Automatically Sign AWS Requests with Signature V4

// #aws#fetch#javascript#signaturev4#typescript // 2 comments

In a previous article, I explored the challenges of using Lambda Function URLs with IAM authorization and CloudFront custom domains. A key aspect of this setup involves signing HTTP requests with AWS Signature Version 4 (SigV4) to authenticate with IAM.

While the AWS SDK provides utilities for SigV4 signing, the process can be somewhat cumbersome, especially when working with the barebone functions like fetch instead of SDKs. To simplify this process, I've created the aws-sigv4-fetch package, which automatically signs fetch requests with SigV4 for a given AWS service and region.

What is AWS Signature Version 4?

AWS Signature Version 4 (SigV4) is a process for adding authentication information to AWS API requests sent over HTTP. For security reasons, most requests to AWS must be signed with an access key, which consists of an access key ID and a secret access key (your AWS credentials).

The SigV4 signing process involves creating a canonical request based on the HTTP request details, calculating a signature using your AWS credentials, and adding this signature to the request as an Authorization header. AWS then replicates this process and verifies the signature, granting or denying access accordingly.

For a more detailed explanation of SigV4, refer to my previous article or the AWS documentation.

Sign All Requests
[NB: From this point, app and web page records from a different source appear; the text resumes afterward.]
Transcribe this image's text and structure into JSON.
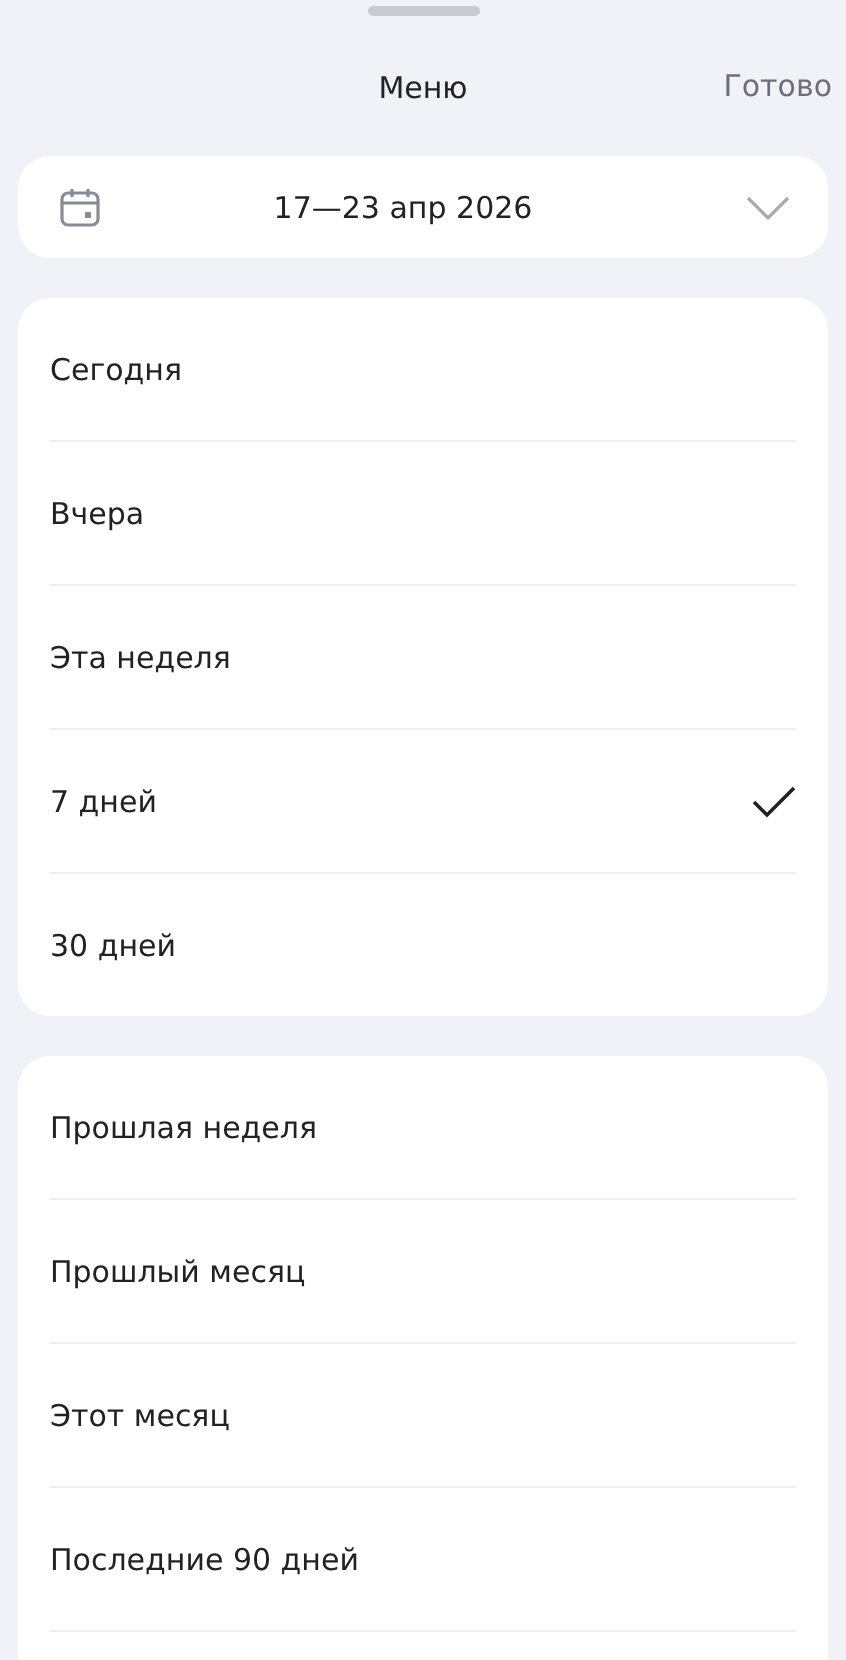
{
  "header": {
    "title": "Меню",
    "done": "Готово"
  },
  "date_range": {
    "label": "17—23 апр 2026"
  },
  "groups": [
    {
      "items": [
        {
          "label": "Сегодня",
          "selected": false
        },
        {
          "label": "Вчера",
          "selected": false
        },
        {
          "label": "Эта неделя",
          "selected": false
        },
        {
          "label": "7 дней",
          "selected": true
        },
        {
          "label": "30 дней",
          "selected": false
        }
      ]
    },
    {
      "items": [
        {
          "label": "Прошлая неделя",
          "selected": false
        },
        {
          "label": "Прошлый месяц",
          "selected": false
        },
        {
          "label": "Этот месяц",
          "selected": false
        },
        {
          "label": "Последние 90 дней",
          "selected": false
        }
      ]
    }
  ]
}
The aws-sigv4-fetch package aims to simplify the SigV4 signing process for modern JavaScript applications. It exports a single function, createSignedFetcher, which returns a fetch function that automatically signs HTTP requests with SigV4 for the specified AWS service and region.

Here's an example usage:

import { createSignedFetcher } from 'aws-sigv4-fetch'; const signedFetch = createSignedFetcher({ service: 'execute-api', region: 'eu-west-1' }); const url = '<>'; const response = await signedFetch(url); const data = await response.json();

In this example, we create a signedFetch function that automatically signs requests to API Gateway in the eu-west-1 region. We can then use this function like a regular fetch, passing in the URL and request options. The aws-sigv4-fetch package will handle the SigV4 signing process behind the scenes, adding the necessary Authorization header to the request.

The createSignedFetcher function accepts an optional fetch argument, allowing you to pass in a custom fetch implementation (e.g., a polyfill like cross-fetch). If no fetch is provided, it defaults to the native fetch function which is available in Node.js since v18.

ESM and CommonJS Support

The aws-sigv4-fetch package is available on npm and can be installed with your preferred package manager:

npm install aws-sigv4-fetch

The package supports both ES Modules and CommonJS, so you can import or require it as needed:

// ESM import { createSignedFetcher } from 'aws-sigv4-fetch'; // CommonJS const { createSignedFetcher } = require('aws-sigv4-fetch'); const signedFetch = createSignedFetcher({ service: 'appsync', region: 'eu-west-1' });

Integration with GraphQL Libraries

The aws-sigv4-fetch package can be integrated into GraphQL libraries like graphql-request. For example, you can pass the signedFetch function as the custom fetch option:

import { createSignedFetcher } from 'aws-sigv4-fetch'; import { GraphQLClient } from 'graphql-request'; const signedFetch = createSignedFetcher({ service: 'appsync', region: 'eu-west-1' }); const client = new GraphQLClient('<>', { fetch: signedFetch, }); const result = await client.request(query, variables);

With this setup, all GraphQL requests made through the client will be automatically signed with SigV4.


I am in the process of adding E2E tests for AWS services. So far only API Gateway and IAM are covered by tests with real resources. If you are using a specific AWS service and want to make sure that aws-sigv4-fetch always works with that service, I would greatly appreciate your contribution. Of course, feedback and improvements are always welcome.